According to the conclusions, in the case of a total Russian-American nuclear war, the average temperature on the surface of the planet would drop by 16 degrees Celsius (three times more than the temperature difference between the present period and the last ice age) and 5 billion people would die . By comparison, in the worst-case scenario of a nuclear confrontation between India and Pakistan, global food calorie production would drop by 50%, resulting in 2 billion deaths from starvation.

The most strongly affected regions would be the large food importing countries from Africa and the Middle East. Australia and New Zealand would best deal with such a crisis, being far from nuclear explosions in the northern hemisphere and relying on wheat crops that can grow in colder climates.

The most important thing to know is the amount of smoke that reaches the atmosphere”, commented the other author of the study, Owen B. Toon, professor of atmospheric sciences at the Laboratory for Atmospheric and Space Physics, who collaborated with the famous Carl Sagan on the 1983 study that introduced for public the concept of “nuclear winter“.

The energy released by the fires that break out after nuclear explosions is 100 to 1,000 times greater than the energy of the nuclear explosions themselves. And it doesn’t rain in the stratosphere.

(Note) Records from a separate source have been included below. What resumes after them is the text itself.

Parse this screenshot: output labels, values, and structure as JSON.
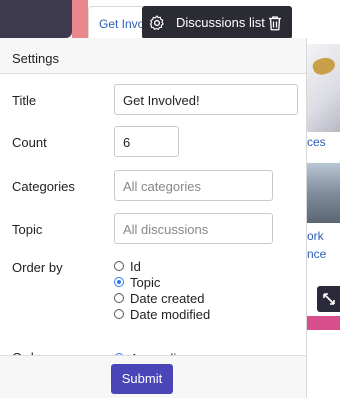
{
  "background": {
    "tab_label": "Get Invo",
    "card1_text": "ces",
    "card2_text_line1": "ork",
    "card2_text_line2": "nce",
    "corner_icon": "resize-arrows-icon",
    "colors": {
      "dark": "#3d3a4d",
      "pink": "#e8878c",
      "magenta": "#d84f8e",
      "link": "#2c5fb8"
    }
  },
  "toolbar": {
    "label": "Discussions list",
    "settings_icon": "gear-icon",
    "delete_icon": "trash-icon"
  },
  "panel": {
    "title": "Settings",
    "fields": {
      "title": {
        "label": "Title",
        "value": "Get Involved!"
      },
      "count": {
        "label": "Count",
        "value": "6"
      },
      "categories": {
        "label": "Categories",
        "placeholder": "All categories"
      },
      "topic": {
        "label": "Topic",
        "placeholder": "All discussions"
      }
    },
    "order_by": {
      "label": "Order by",
      "options": [
        "Id",
        "Topic",
        "Date created",
        "Date modified"
      ],
      "selected": "Topic"
    },
    "order": {
      "label": "Order",
      "selected": "Ascending"
    },
    "submit_label": "Submit",
    "accent_color": "#4a46b8"
  }
}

So if that much smoke gets there, it will stay there for years“, he warned.

What would your city look like if it was hit by a nuclear bomb – simulator

With Russian President Vladimir Putin putting nuclear war on the table once again, Nuclear Secrecy has created a simulator that shows the damage if a nuclear bomb were to detonate where we are.

Source link